  1. I can help with info on carousel or at least get you in touch with the person who can answer carousel questions and where it is now. I worked at bushkill Park in the early 80's and I was at the park on that last day the original carousel operated. I worked for Ma long...daughter of the long Family who had stake in island park. She was an old woman when I worked for her. 70's
    I am from South Side Easton. I am fascinated with Easton History but that park has an air of mystery about it. Going to that island is a bucket list item for me since I was first informed of the one time existence of Great Island Park (smith Island). I plan on trying to go there before the vegetation starts this year (2014 early spring-soon depending on snow). Perhaps I could even get on the island. That's why I am looking for a map so I could have some perspective and take some pics of what is there now.
    I am sure the layout of the rides and where things were situated has to exist somewhere. I am going to try Easton library and records and deeds. One thing Easton is fairly good at is keeping their historic records.....It's finding where they stored it will be the trick.
    Email me at

  2. I can answer a few of your question: Oakland park was located at the intersection of William Penn Highway and Oakland Park Road about where the Bethlehem Township municipal building is, that was also a trolley park. The carousel at least the last time I heard anything about it is located somewhere in Ohio and stored in a warehouse. I have a few postcard from Island Park that can be seen if you visit me at the lock tender's house at Hugh Moore Park, I do tour of the house on the weekends during the canal boat season, this year starting June 7

  3. Hi Dave,

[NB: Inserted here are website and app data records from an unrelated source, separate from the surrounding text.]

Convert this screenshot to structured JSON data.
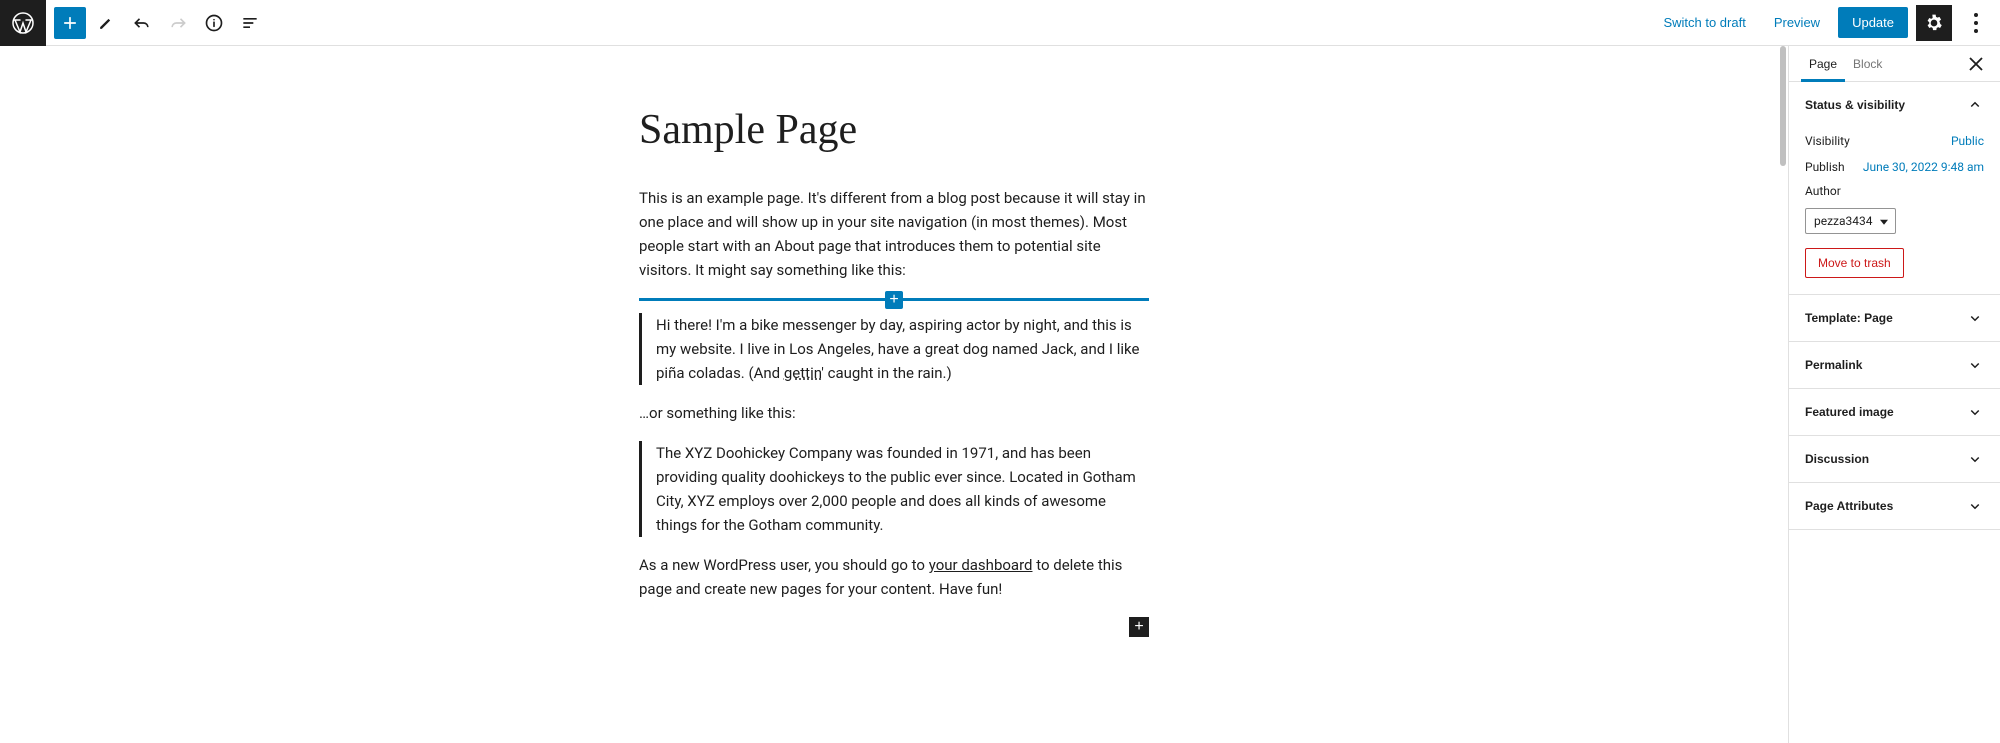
{
  "toolbar": {
    "switch_to_draft": "Switch to draft",
    "preview": "Preview",
    "update": "Update"
  },
  "editor": {
    "title": "Sample Page",
    "p1": "This is an example page. It's different from a blog post because it will stay in one place and will show up in your site navigation (in most themes). Most people start with an About page that introduces them to potential site visitors. It might say something like this:",
    "quote1_part1": "Hi there! I'm a bike messenger by day, aspiring actor by night, and this is my website. I live in Los Angeles, have a great dog named Jack, and I like piña coladas. (And ",
    "quote1_underlined": "gettin",
    "quote1_part2": "' caught in the rain.)",
    "p2": "…or something like this:",
    "quote2": "The XYZ Doohickey Company was founded in 1971, and has been providing quality doohickeys to the public ever since. Located in Gotham City, XYZ employs over 2,000 people and does all kinds of awesome things for the Gotham community.",
    "p3_part1": "As a new WordPress user, you should go to ",
    "p3_link": "your dashboard",
    "p3_part2": " to delete this page and create new pages for your content. Have fun!"
  },
  "sidebar": {
    "tabs": {
      "page": "Page",
      "block": "Block"
    },
    "status": {
      "header": "Status & visibility",
      "visibility_label": "Visibility",
      "visibility_value": "Public",
      "publish_label": "Publish",
      "publish_value": "June 30, 2022 9:48 am",
      "author_label": "Author",
      "author_value": "pezza3434",
      "trash": "Move to trash"
    },
    "panels": {
      "template": "Template: Page",
      "permalink": "Permalink",
      "featured_image": "Featured image",
      "discussion": "Discussion",
      "page_attributes": "Page Attributes"
    }
  }
}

    Came across your blog researching into Smith's Island here in Easton. I was on the island last year (2021) and there are no structures or any evidence of manmade structures left. Nature has claimed everything, still a fascinating place to go though!

    1. Is the bridge structure still standing or did that go too?